Pete Johnston blogged recently about a very nice use of the Atom Publishing Protocol (APP) to provide digital library repository functionality. The project is supported by UKOLN at the University of Bath and is called Simple Web-service Offering Repository Deposit (SWORD).

If you are interested in digital repositories and web services take a look at their APP profile. It’s a great example of how APP encourages the use of the Atom XML format and RESTful practices, which can then be extended to suit the particular needs of a community of practice.

To understand APP you really only need to grok a handful of concepts from the data model and REST. The data model is basically made up of a service document, which describes a set of collections, which aggregates member entries, which can in turn point to a media entry. All of these types of resources are identified with URLs. Since they are URLs you can interact with the objects with plain old HTTP–just like your web browser. For example you can list the entries in a collection by issuing a GET to the collection URL. Or you can create a member resource by doing a POST to the collection URL. Similarly you can delete a member entry by issuing a DELETE to the member entry. The full details are available in the latest draft of the RFC–and also in a wide variety of articles including this one.

So to perform a SWORD deposit a program would have to:

  1. get the service document for the repository (GET
  2. see what collections it can add objects to
  3. create some IMS, METS or DIDL metadata to describe your repository object and ZIP it up with any of the objects datastreams
  4. POST the zip file to the appropriate collection URL with the appropriate X-Format-Namespace to identify the format of the submitted object
  5. check that you got a 201 Created status code and record the Location of the newly created resource
  6. profit!

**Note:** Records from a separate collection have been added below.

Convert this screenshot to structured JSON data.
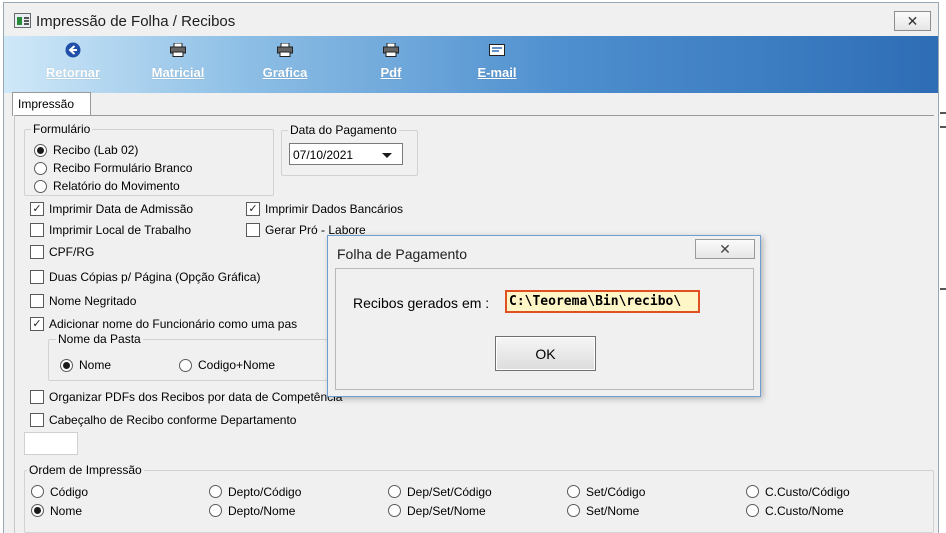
{
  "window": {
    "title": "Impressão de Folha / Recibos",
    "close_glyph": "✕"
  },
  "toolbar": {
    "buttons": [
      {
        "label": "Retornar",
        "icon": "arrow-left-circle-icon"
      },
      {
        "label": "Matricial",
        "icon": "printer-icon"
      },
      {
        "label": "Grafica",
        "icon": "printer-icon"
      },
      {
        "label": "Pdf",
        "icon": "printer-icon"
      },
      {
        "label": "E-mail",
        "icon": "email-icon"
      }
    ]
  },
  "tabs": [
    {
      "label": "Impressão"
    }
  ],
  "formulario": {
    "label": "Formulário",
    "options": [
      "Recibo (Lab 02)",
      "Recibo Formulário Branco",
      "Relatório do Movimento"
    ],
    "selected": "Recibo (Lab 02)"
  },
  "data_pagamento": {
    "label": "Data do Pagamento",
    "value": "07/10/2021"
  },
  "checkboxes": {
    "imprimir_data_admissao": {
      "label": "Imprimir Data de Admissão",
      "checked": true
    },
    "imprimir_dados_bancarios": {
      "label": "Imprimir Dados Bancários",
      "checked": true
    },
    "imprimir_local_trabalho": {
      "label": "Imprimir Local de Trabalho",
      "checked": false
    },
    "gerar_pro_labore": {
      "label": "Gerar Pró - Labore",
      "checked": false
    },
    "cpf_rg": {
      "label": "CPF/RG",
      "checked": false
    },
    "duas_copias": {
      "label": "Duas Cópias p/ Página (Opção Gráfica)",
      "checked": false
    },
    "nome_negritado": {
      "label": "Nome Negritado",
      "checked": false
    },
    "adicionar_nome": {
      "label": "Adicionar nome do Funcionário como uma pas",
      "checked": true
    },
    "organizar_pdfs": {
      "label": "Organizar PDFs dos Recibos por data de Competência",
      "checked": false
    },
    "cabecalho_recibo": {
      "label": "Cabeçalho de Recibo conforme Departamento",
      "checked": false
    }
  },
  "nome_pasta": {
    "label": "Nome da Pasta",
    "options": [
      "Nome",
      "Codigo+Nome"
    ],
    "selected": "Nome"
  },
  "ordem_impressao": {
    "label": "Ordem de Impressão",
    "row1": [
      "Código",
      "Depto/Código",
      "Dep/Set/Código",
      "Set/Código",
      "C.Custo/Código"
    ],
    "row2": [
      "Nome",
      "Depto/Nome",
      "Dep/Set/Nome",
      "Set/Nome",
      "C.Custo/Nome"
    ],
    "selected": "Nome"
  },
  "dialog": {
    "title": "Folha de Pagamento",
    "close_glyph": "✕",
    "message_label": "Recibos gerados em :",
    "path": "C:\\Teorema\\Bin\\recibo\\",
    "ok_label": "OK"
  },
  "colors": {
    "toolbar_start": "#cfe8f8",
    "toolbar_end": "#2e6db5",
    "path_border": "#e05020",
    "path_fill": "#fff6c8"
  }
}
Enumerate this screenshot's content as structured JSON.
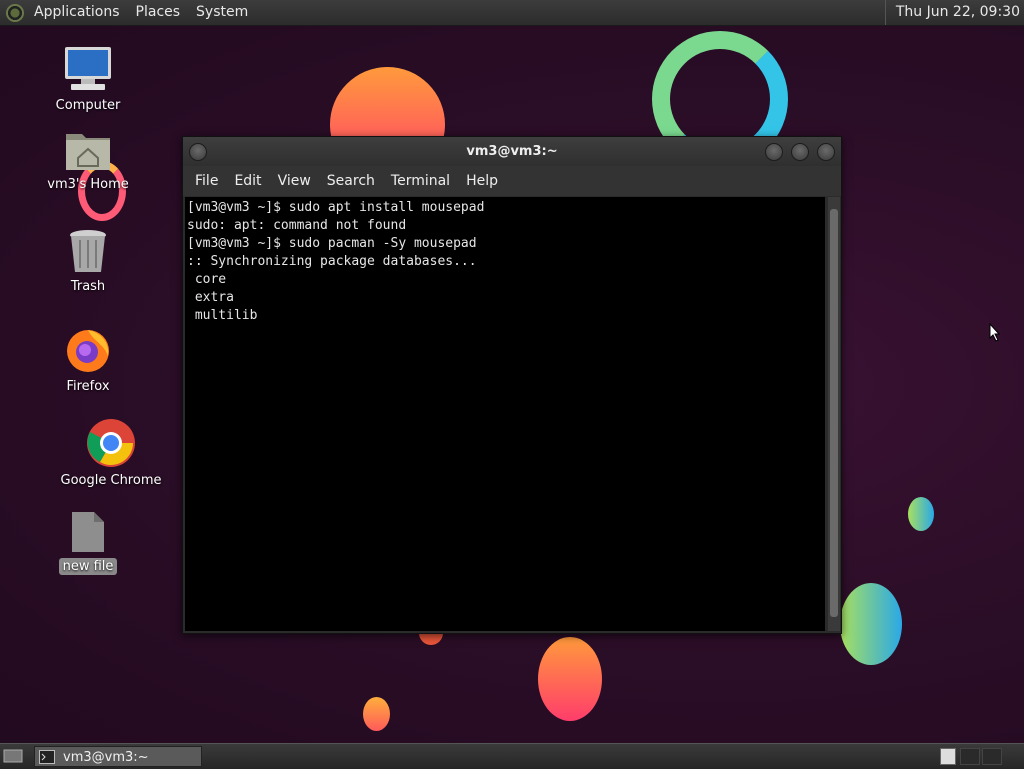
{
  "top_panel": {
    "menus": [
      "Applications",
      "Places",
      "System"
    ],
    "clock": "Thu Jun 22, 09:30"
  },
  "desktop_icons": [
    {
      "label": "Computer"
    },
    {
      "label": "vm3's Home"
    },
    {
      "label": "Trash"
    },
    {
      "label": "Firefox"
    },
    {
      "label": "Google Chrome"
    },
    {
      "label": "new file"
    }
  ],
  "terminal": {
    "title": "vm3@vm3:~",
    "menu": [
      "File",
      "Edit",
      "View",
      "Search",
      "Terminal",
      "Help"
    ],
    "lines": [
      "[vm3@vm3 ~]$ sudo apt install mousepad",
      "sudo: apt: command not found",
      "[vm3@vm3 ~]$ sudo pacman -Sy mousepad",
      ":: Synchronizing package databases...",
      " core",
      " extra",
      " multilib"
    ]
  },
  "taskbar": {
    "task_label": "vm3@vm3:~"
  }
}
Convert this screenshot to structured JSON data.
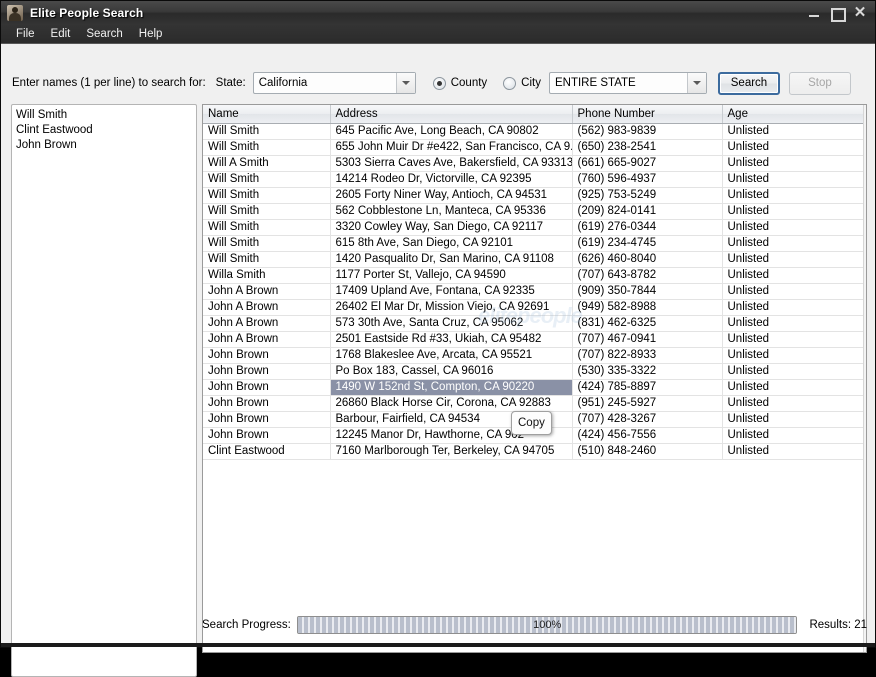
{
  "window": {
    "title": "Elite People Search",
    "icon": "detective-person-icon",
    "buttons": {
      "minimize": "–",
      "maximize": "□",
      "close": "✕"
    }
  },
  "menu": {
    "items": [
      "File",
      "Edit",
      "Search",
      "Help"
    ]
  },
  "toolbar": {
    "names_label": "Enter names (1 per line) to search for:",
    "state_label": "State:",
    "state_value": "California",
    "scope": {
      "county_label": "County",
      "city_label": "City",
      "selected": "county"
    },
    "county_value": "ENTIRE STATE",
    "search_label": "Search",
    "stop_label": "Stop"
  },
  "names_input": {
    "lines": [
      "Will Smith",
      "Clint Eastwood",
      "John Brown"
    ]
  },
  "results": {
    "columns": [
      "Name",
      "Address",
      "Phone Number",
      "Age"
    ],
    "selected_cell": {
      "row": 17,
      "column": "Address"
    },
    "copy_popup_label": "Copy",
    "watermark": "elitepeople",
    "rows": [
      [
        "Will Smith",
        "645 Pacific Ave, Long Beach, CA 90802",
        "(562) 983-9839",
        "Unlisted"
      ],
      [
        "Will Smith",
        "655 John Muir Dr #e422, San Francisco, CA 9...",
        "(650) 238-2541",
        "Unlisted"
      ],
      [
        "Will A Smith",
        "5303 Sierra Caves Ave, Bakersfield, CA 93313",
        "(661) 665-9027",
        "Unlisted"
      ],
      [
        "Will Smith",
        "14214 Rodeo Dr, Victorville, CA 92395",
        "(760) 596-4937",
        "Unlisted"
      ],
      [
        "Will Smith",
        "2605 Forty Niner Way, Antioch, CA 94531",
        "(925) 753-5249",
        "Unlisted"
      ],
      [
        "Will Smith",
        "562 Cobblestone Ln, Manteca, CA 95336",
        "(209) 824-0141",
        "Unlisted"
      ],
      [
        "Will Smith",
        "3320 Cowley Way, San Diego, CA 92117",
        "(619) 276-0344",
        "Unlisted"
      ],
      [
        "Will Smith",
        "615 8th Ave, San Diego, CA 92101",
        "(619) 234-4745",
        "Unlisted"
      ],
      [
        "Will Smith",
        "1420 Pasqualito Dr, San Marino, CA 91108",
        "(626) 460-8040",
        "Unlisted"
      ],
      [
        "Willa Smith",
        "1177 Porter St, Vallejo, CA 94590",
        "(707) 643-8782",
        "Unlisted"
      ],
      [
        "John A Brown",
        "17409 Upland Ave, Fontana, CA 92335",
        "(909) 350-7844",
        "Unlisted"
      ],
      [
        "John A Brown",
        "26402 El Mar Dr, Mission Viejo, CA 92691",
        "(949) 582-8988",
        "Unlisted"
      ],
      [
        "John A Brown",
        "573 30th Ave, Santa Cruz, CA 95062",
        "(831) 462-6325",
        "Unlisted"
      ],
      [
        "John A Brown",
        "2501 Eastside Rd #33, Ukiah, CA 95482",
        "(707) 467-0941",
        "Unlisted"
      ],
      [
        "John Brown",
        "1768 Blakeslee Ave, Arcata, CA 95521",
        "(707) 822-8933",
        "Unlisted"
      ],
      [
        "John Brown",
        "Po Box 183, Cassel, CA 96016",
        "(530) 335-3322",
        "Unlisted"
      ],
      [
        "John Brown",
        "1490 W 152nd St, Compton, CA 90220",
        "(424) 785-8897",
        "Unlisted"
      ],
      [
        "John Brown",
        "26860 Black Horse Cir, Corona, CA 92883",
        "(951) 245-5927",
        "Unlisted"
      ],
      [
        "John Brown",
        "Barbour, Fairfield, CA 94534",
        "(707) 428-3267",
        "Unlisted"
      ],
      [
        "John Brown",
        "12245 Manor Dr, Hawthorne, CA 902",
        "(424) 456-7556",
        "Unlisted"
      ],
      [
        "Clint Eastwood",
        "7160 Marlborough Ter, Berkeley, CA 94705",
        "(510) 848-2460",
        "Unlisted"
      ]
    ]
  },
  "status": {
    "progress_label": "Search Progress:",
    "progress_percent": "100%",
    "progress_value": 100,
    "results_label": "Results: 21"
  },
  "colors": {
    "titlebar": "#3a3a3a",
    "client_bg": "#f0f0f0",
    "selection": "#8a91a6",
    "default_button_border": "#3c6b9e"
  }
}
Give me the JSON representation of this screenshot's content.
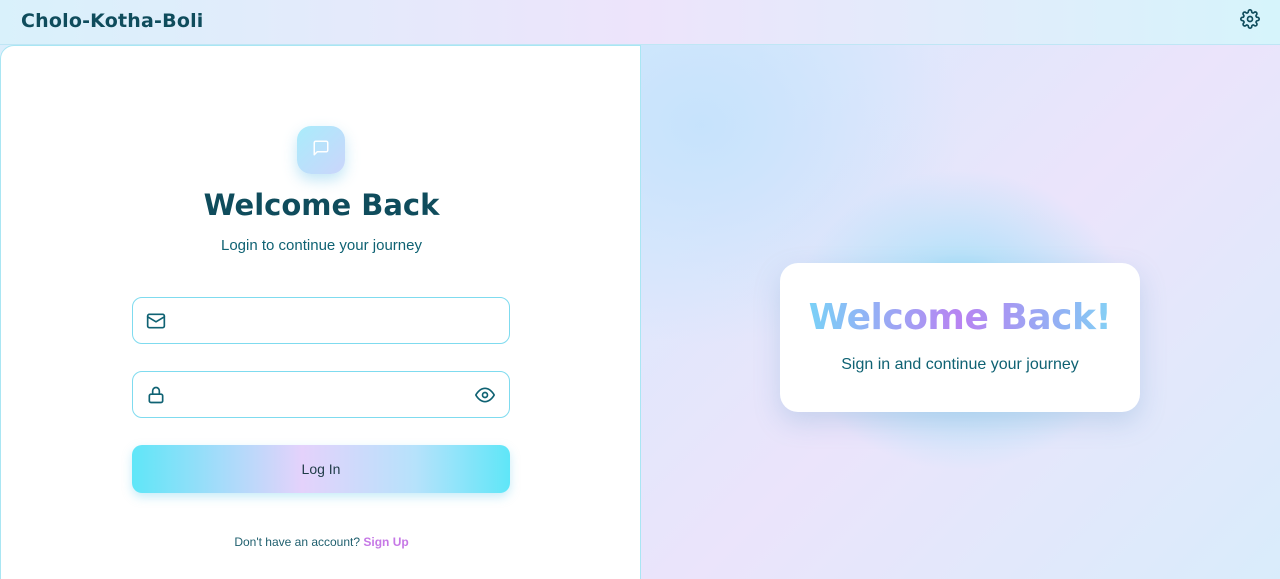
{
  "header": {
    "brand": "Cholo-Kotha-Boli",
    "settings_icon": "gear-icon"
  },
  "login": {
    "badge_icon": "chat-bubble-icon",
    "title": "Welcome Back",
    "subtitle": "Login to continue your journey",
    "email": {
      "value": "",
      "placeholder": "",
      "icon": "mail-icon"
    },
    "password": {
      "value": "",
      "placeholder": "",
      "icon": "lock-icon",
      "toggle_icon": "eye-icon"
    },
    "login_label": "Log In",
    "signup_prompt": "Don't have an account?",
    "signup_link": "Sign Up"
  },
  "promo": {
    "title": "Welcome Back!",
    "subtitle": "Sign in and continue your journey"
  },
  "colors": {
    "primary_text": "#0f4c5c",
    "accent_cyan": "#5fe6f8",
    "accent_purple": "#c678e6"
  }
}
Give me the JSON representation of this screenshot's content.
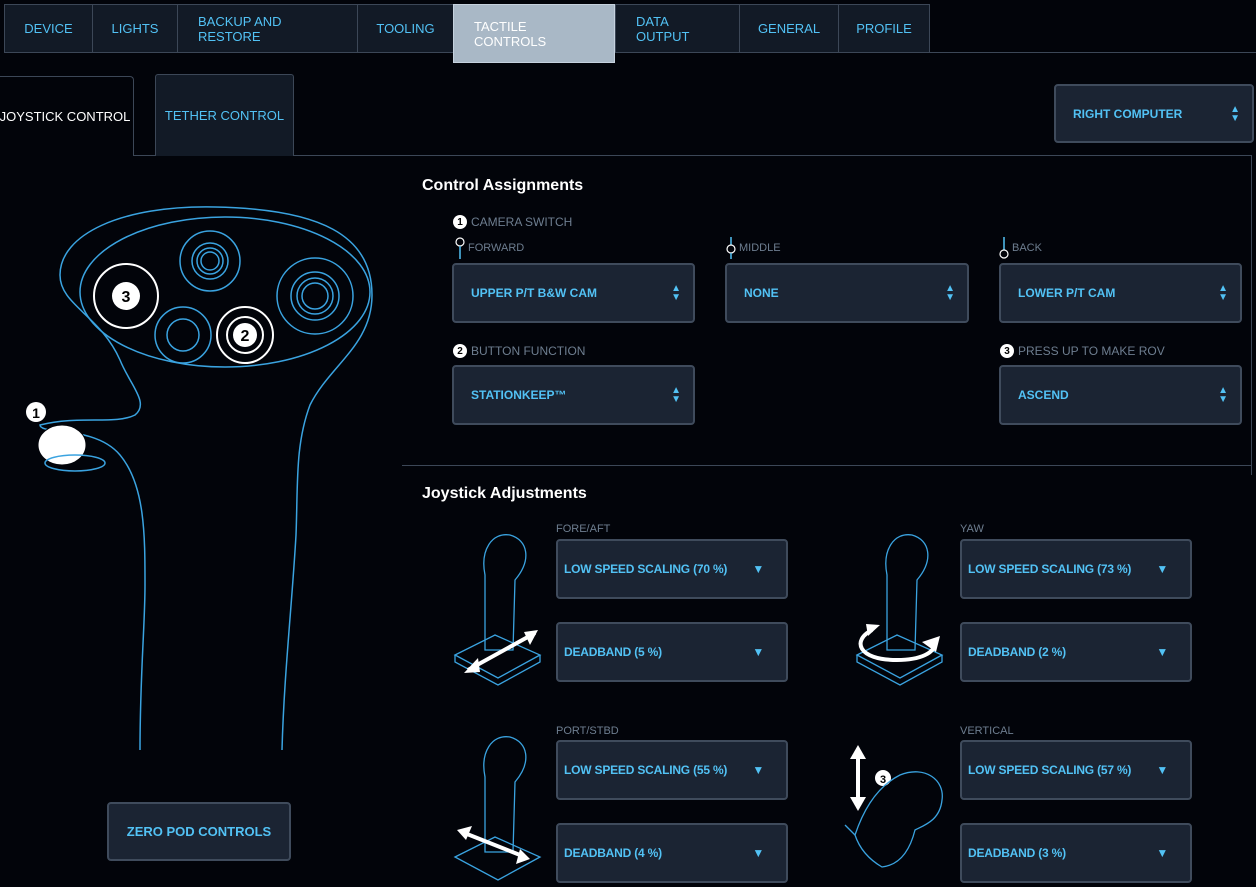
{
  "top_tabs": [
    {
      "label": "DEVICE"
    },
    {
      "label": "LIGHTS"
    },
    {
      "label": "BACKUP AND RESTORE"
    },
    {
      "label": "TOOLING"
    },
    {
      "label": "TACTILE CONTROLS"
    },
    {
      "label": "DATA OUTPUT"
    },
    {
      "label": "GENERAL"
    },
    {
      "label": "PROFILE"
    }
  ],
  "sub_tabs": {
    "joystick": "JOYSTICK CONTROL",
    "tether": "TETHER CONTROL"
  },
  "computer_select": "RIGHT COMPUTER",
  "control_assignments": {
    "title": "Control Assignments",
    "camera_switch": {
      "badge": "1",
      "label": "CAMERA SWITCH",
      "forward": {
        "label": "FORWARD",
        "value": "UPPER P/T B&W CAM"
      },
      "middle": {
        "label": "MIDDLE",
        "value": "NONE"
      },
      "back": {
        "label": "BACK",
        "value": "LOWER P/T CAM"
      }
    },
    "button_function": {
      "badge": "2",
      "label": "BUTTON FUNCTION",
      "value": "STATIONKEEP™"
    },
    "press_up": {
      "badge": "3",
      "label": "PRESS UP TO MAKE ROV",
      "value": "ASCEND"
    }
  },
  "joystick_adjustments": {
    "title": "Joystick Adjustments",
    "fore_aft": {
      "label": "FORE/AFT",
      "scaling": "LOW SPEED SCALING (70 %)",
      "deadband": "DEADBAND (5 %)"
    },
    "yaw": {
      "label": "YAW",
      "scaling": "LOW SPEED SCALING (73 %)",
      "deadband": "DEADBAND (2 %)"
    },
    "port_stbd": {
      "label": "PORT/STBD",
      "scaling": "LOW SPEED SCALING (55 %)",
      "deadband": "DEADBAND (4 %)"
    },
    "vertical": {
      "label": "VERTICAL",
      "scaling": "LOW SPEED SCALING (57 %)",
      "deadband": "DEADBAND (3 %)"
    }
  },
  "diagram_badges": {
    "one": "1",
    "two": "2",
    "three": "3"
  },
  "zero_button": "ZERO POD CONTROLS",
  "icons": {
    "spinner": "up-down-arrows",
    "caret": "down-triangle"
  },
  "colors": {
    "accent": "#52c2f5",
    "background": "#02040a",
    "panel": "#1b2433",
    "active_tab": "#a9b8c6"
  }
}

1 and 2 are perhaps not even necessary if the URL for the target collection is already known. Some notable things about the SWORD profile of APP:

  • two levels of conformance (one really minimalistic one)
  • the idea that collections imply particular treatments or workflows associated with how the object is ingested
  • service documents dynamically change to describe only the collections that a particular user can see
  • no ability to edit resources
  • no ability to delete resources
  • no ability to list collections
  • repository objects are POSTed as ZIP files to collections
  • HTTP Basic Authentication + TLS for security
  • the use of DublinCore to describe collections and their respective policies.
  • collections can support mediated deposit which means deposits can include the X-On-Behalf-Of HTTP header to identify the user to create the resource for.
  • the use of X-Format-Namespace HTTP header to explicitly identify the format of the submission package that is zipped up: for example IMS, METS or DIDL.

While I understand why update and delete would be disabled for deposited packages I don’t really understand why the listing of collections would be disabled. An atom feed for a collection would essentially enable harvesting of a repository, much like ListRecords in OAI-PMH.

I’m not quite sure I completely understand X-On-Behalf-Of and sword:mediation either. I could understand X-On-Behalf-Of in an environment where there is no authentication. But if a user is authenticated couldn’t their username be used to identify who is doing the deposit? Perhaps there are cases (as the doc suggests) where a deposit is done for another user?

All in all this is really wonderful work. Of particular value for me was seeing the list of SWORD extensions and also the use of HTTP status codes. If I have the time I’d like to throw together a sample repository server and client to see just how easy it is to implement SWORD. I did try some experiments along these lines for my presentation back in February…but they never got as well defined as SWORD.